The first case of human trypanosomiasis has now been discovered in India. Sleeping sickness or Human trypanosomiases is endemic in Africa and in South America, where it is called Chagas disease.
A farmer in India, from the village of Shivani (district of Chandrapur) 140 km from Nagpur in the central State of Maharashtra, has recently been identified as the first confirmed case of human trypanosomiasis recorded in this country.
Human trypanosomiases in Africa is caused by Trypanosoma brucei gambiense and Chagas disease in South America is induced by T. cruzi. In other regions of the world such as India, only animals were up to now known to be infected by certain trypanosomes, which are not pathogenic for humans.

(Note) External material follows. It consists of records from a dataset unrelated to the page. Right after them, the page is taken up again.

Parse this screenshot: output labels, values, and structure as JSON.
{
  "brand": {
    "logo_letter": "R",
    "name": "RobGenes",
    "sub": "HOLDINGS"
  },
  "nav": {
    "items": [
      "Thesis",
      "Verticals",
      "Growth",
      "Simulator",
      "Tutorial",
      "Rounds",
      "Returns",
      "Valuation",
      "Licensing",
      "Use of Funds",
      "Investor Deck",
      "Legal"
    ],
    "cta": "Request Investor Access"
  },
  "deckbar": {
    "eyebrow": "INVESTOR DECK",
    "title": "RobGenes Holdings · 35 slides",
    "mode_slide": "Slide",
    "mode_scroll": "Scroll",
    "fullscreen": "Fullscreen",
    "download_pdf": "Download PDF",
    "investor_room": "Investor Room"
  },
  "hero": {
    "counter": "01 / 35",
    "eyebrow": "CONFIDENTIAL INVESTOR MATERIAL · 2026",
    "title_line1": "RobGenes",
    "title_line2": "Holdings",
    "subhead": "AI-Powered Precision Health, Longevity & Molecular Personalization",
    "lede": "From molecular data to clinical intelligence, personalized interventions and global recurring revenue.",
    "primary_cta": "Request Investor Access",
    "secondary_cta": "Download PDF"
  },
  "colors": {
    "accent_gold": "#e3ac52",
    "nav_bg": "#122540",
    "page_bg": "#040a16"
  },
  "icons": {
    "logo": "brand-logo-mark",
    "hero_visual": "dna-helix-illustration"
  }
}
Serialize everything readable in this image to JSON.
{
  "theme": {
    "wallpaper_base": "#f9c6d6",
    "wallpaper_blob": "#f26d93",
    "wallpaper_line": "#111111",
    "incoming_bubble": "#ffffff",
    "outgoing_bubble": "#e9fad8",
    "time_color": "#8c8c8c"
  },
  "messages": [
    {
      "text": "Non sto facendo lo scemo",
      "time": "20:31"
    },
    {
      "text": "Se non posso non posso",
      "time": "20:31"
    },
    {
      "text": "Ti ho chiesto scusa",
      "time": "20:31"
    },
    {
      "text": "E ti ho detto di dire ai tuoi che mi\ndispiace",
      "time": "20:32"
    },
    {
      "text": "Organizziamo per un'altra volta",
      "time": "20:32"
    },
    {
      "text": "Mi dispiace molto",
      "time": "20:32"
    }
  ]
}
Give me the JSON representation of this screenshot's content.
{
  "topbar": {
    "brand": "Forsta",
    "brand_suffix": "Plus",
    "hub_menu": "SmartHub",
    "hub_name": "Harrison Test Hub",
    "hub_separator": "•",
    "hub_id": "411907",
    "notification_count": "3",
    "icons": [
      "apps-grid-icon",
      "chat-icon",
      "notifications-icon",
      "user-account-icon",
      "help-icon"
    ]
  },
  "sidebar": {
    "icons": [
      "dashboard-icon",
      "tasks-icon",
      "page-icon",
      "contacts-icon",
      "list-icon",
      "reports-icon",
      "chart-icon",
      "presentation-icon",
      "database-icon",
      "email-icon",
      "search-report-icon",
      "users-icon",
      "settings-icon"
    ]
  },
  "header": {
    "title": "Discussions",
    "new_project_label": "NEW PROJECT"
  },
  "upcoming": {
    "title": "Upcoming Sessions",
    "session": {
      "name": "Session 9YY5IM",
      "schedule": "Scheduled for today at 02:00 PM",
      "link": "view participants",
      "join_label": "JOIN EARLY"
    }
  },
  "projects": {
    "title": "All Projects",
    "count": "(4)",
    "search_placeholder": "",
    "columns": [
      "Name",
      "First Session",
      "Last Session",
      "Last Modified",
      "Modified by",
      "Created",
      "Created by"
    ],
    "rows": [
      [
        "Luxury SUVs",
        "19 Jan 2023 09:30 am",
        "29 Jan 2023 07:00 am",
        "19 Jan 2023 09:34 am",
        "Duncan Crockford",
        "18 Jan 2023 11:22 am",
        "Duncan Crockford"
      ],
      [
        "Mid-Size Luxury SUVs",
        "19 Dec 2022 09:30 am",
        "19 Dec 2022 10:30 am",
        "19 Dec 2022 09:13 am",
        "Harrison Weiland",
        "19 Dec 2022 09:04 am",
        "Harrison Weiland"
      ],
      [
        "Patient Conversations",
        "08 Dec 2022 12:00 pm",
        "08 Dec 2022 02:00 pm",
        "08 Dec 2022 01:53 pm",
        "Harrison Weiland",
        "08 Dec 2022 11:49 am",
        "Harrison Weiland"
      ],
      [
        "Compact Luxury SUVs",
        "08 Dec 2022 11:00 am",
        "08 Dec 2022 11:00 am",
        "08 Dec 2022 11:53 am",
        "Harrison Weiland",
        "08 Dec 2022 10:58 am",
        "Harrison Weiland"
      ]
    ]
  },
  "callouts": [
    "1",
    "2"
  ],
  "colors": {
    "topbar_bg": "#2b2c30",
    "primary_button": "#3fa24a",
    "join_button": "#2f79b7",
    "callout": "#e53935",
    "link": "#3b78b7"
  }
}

In December 2004, a researcher from the IRD centre in Montpellier, a specialist in the African form of human trypanosomiasis (sleeping sickness), undertook the identification of the pathogenic agent, at the request of the Indian authorities and mandated by the WHO in collaboration with local medical services (1). Morphological examination of parasites contained in the patient's blood revealed the presence of many trypanosomes belonging to the species T. evansi, which usually infects animals, particularly cattle.
The patient, who had been suffering for several months from recurring bouts of fever, had very high blood parasite count, equal or greater than 106 parasites/ml of blood. Parasitological, serological and molecular analyses confirmed this result. It is the world's first formally identified case of human trypanosomiasis caused by T. evansi. This trypanosome, which was first identified in 1881 India, in the Punjab, in the horse and Bactrian camel, usually causes a disease called 'surra' in bovines and camel species. Although cases of human carriers of animal trypanosomiases were recorded during that century in India, Sri Lanka and Malaysia, these have either never been formally demonstrated or were only very short-lasting infections.
The patient showed no nervous system damage, indicating an early stage of the disease and the researchers could start treatment. Injections of sodium suramine, a medicine usually used in cases of African T. b. rhodesiense trypanosomiases at the same stage, steadily improved the patient's health (2).
The patient, who works in permanent contact with animals, had a cut in his hand when he was admitted to the health care centre. Consequently, he was probably infected directly into the bloodstream from an animal infected with T. evansi. However, that does not exclude another indirect, mechanical infection pathway, by way of blood-sucking insect for example. An insect vector is involved in transmission of both sleeping sickness and Chagas disease (3).
Research continues aiming to unravel the transmission process and mechanisms by which the parasite adapts from animal hosts to humans. It should help determine whether or not this first recorded infection of T. evansi trypanosomiasis in humans is an isolated case. Only the recording and diagnosis of other human cases, by indications of the parasite in biological fluids (blood, lymph or cerebrospinal fluid), could signal the disease as an emerging problem. A survey was launched recently to investigate such a possibility. Commissioned by the DGHS (Directorate General of Health Services of Maharashtra), and supported by the WHO and the IRD, it is expected soon to bring data that might shed light on this question.